- What the task asks -
Among the lines below, return each one that contains the word "JSON".

---- Records for processing

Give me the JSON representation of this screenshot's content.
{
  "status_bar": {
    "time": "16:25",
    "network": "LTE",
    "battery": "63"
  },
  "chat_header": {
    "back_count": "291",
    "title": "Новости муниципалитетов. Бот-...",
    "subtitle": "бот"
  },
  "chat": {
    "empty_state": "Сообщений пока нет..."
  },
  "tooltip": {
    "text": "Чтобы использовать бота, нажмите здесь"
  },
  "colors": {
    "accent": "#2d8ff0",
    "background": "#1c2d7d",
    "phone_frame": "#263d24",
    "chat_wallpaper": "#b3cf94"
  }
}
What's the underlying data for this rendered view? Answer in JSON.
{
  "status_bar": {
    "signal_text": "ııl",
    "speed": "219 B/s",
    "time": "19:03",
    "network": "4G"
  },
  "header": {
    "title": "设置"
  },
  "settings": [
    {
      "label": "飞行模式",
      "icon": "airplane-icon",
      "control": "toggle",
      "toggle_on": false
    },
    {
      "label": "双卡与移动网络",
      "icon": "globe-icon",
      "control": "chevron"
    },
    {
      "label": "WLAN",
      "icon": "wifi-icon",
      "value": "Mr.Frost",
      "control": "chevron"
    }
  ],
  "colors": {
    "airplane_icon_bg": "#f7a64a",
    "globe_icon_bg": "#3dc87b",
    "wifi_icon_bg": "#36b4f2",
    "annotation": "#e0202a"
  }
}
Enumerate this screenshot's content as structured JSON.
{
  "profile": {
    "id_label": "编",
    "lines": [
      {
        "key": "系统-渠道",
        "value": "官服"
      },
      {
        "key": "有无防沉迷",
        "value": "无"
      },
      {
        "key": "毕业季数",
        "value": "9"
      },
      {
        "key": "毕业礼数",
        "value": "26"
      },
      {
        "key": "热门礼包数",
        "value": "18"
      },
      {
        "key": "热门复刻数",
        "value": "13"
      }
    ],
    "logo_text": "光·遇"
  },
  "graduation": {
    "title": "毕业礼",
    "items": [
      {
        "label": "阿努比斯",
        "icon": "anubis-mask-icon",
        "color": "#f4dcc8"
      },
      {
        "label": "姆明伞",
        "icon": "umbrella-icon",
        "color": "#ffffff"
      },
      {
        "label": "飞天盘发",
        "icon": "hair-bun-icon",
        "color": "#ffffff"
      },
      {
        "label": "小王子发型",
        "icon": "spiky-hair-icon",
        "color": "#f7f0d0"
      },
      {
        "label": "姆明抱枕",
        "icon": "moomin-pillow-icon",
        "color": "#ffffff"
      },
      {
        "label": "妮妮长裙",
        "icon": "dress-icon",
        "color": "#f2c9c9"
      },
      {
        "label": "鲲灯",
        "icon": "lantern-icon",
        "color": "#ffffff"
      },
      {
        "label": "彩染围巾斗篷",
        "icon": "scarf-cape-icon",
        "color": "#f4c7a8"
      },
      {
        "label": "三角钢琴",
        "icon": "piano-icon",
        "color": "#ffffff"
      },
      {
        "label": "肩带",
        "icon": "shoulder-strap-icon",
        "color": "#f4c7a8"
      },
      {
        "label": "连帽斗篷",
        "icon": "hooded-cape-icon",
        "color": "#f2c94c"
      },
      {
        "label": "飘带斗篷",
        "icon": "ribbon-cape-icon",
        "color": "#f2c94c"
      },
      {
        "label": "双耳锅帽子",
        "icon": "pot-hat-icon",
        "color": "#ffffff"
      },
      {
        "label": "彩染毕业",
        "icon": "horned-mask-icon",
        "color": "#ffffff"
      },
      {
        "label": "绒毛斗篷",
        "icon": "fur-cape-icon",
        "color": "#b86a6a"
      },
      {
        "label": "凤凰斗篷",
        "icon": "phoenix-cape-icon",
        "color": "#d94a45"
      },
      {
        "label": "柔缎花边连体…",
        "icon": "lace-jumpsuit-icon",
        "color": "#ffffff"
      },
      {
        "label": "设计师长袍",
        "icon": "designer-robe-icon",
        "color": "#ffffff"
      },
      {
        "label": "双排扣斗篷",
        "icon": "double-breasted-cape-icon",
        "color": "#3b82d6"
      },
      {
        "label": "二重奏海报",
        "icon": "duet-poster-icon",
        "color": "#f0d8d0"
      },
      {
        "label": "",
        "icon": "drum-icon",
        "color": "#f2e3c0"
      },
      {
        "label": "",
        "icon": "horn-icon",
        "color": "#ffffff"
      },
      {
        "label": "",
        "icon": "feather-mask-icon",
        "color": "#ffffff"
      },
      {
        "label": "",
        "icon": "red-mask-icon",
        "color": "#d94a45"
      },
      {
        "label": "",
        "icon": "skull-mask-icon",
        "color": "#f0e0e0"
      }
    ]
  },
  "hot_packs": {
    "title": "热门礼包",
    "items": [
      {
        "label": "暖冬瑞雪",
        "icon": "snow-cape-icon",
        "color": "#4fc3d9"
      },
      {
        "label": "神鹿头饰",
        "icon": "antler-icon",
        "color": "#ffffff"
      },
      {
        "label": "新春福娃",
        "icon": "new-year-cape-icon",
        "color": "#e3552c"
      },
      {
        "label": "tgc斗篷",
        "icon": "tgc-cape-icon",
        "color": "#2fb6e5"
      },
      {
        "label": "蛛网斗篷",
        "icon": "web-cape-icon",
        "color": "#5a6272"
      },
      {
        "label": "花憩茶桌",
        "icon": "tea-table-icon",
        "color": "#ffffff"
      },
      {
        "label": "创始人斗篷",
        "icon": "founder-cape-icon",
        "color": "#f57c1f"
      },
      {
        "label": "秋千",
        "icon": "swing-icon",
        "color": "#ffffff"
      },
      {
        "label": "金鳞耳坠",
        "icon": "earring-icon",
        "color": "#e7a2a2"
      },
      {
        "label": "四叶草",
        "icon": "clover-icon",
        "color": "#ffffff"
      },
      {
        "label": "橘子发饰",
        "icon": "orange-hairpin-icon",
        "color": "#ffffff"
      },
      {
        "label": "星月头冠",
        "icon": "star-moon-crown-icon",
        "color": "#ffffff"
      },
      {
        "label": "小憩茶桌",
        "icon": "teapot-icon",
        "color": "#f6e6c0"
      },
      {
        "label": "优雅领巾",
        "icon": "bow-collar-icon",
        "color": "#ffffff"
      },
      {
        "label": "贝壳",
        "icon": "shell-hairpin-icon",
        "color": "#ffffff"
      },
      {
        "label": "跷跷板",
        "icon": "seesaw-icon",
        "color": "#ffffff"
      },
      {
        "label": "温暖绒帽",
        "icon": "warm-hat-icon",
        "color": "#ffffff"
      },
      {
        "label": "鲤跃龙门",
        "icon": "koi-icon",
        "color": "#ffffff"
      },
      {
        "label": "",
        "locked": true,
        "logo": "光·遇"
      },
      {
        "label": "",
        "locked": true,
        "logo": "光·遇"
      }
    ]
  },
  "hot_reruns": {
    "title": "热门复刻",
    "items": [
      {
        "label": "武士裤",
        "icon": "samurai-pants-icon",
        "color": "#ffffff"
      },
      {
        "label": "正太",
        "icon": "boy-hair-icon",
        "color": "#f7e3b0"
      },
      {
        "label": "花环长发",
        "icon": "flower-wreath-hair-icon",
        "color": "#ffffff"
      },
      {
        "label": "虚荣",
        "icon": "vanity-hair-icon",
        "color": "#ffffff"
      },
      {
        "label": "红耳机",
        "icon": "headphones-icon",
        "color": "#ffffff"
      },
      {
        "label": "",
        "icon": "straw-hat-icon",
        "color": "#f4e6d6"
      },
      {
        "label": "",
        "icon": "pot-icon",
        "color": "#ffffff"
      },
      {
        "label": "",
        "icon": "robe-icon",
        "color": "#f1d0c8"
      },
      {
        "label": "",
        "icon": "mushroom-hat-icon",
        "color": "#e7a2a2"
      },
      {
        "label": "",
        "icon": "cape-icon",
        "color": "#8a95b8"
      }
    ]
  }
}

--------

- Result for this exercise -
Give me the JSON representation of this screenshot's content.
What's the underlying data for this rendered view? Answer in JSON.
Enumerate this screenshot's content as structured JSON.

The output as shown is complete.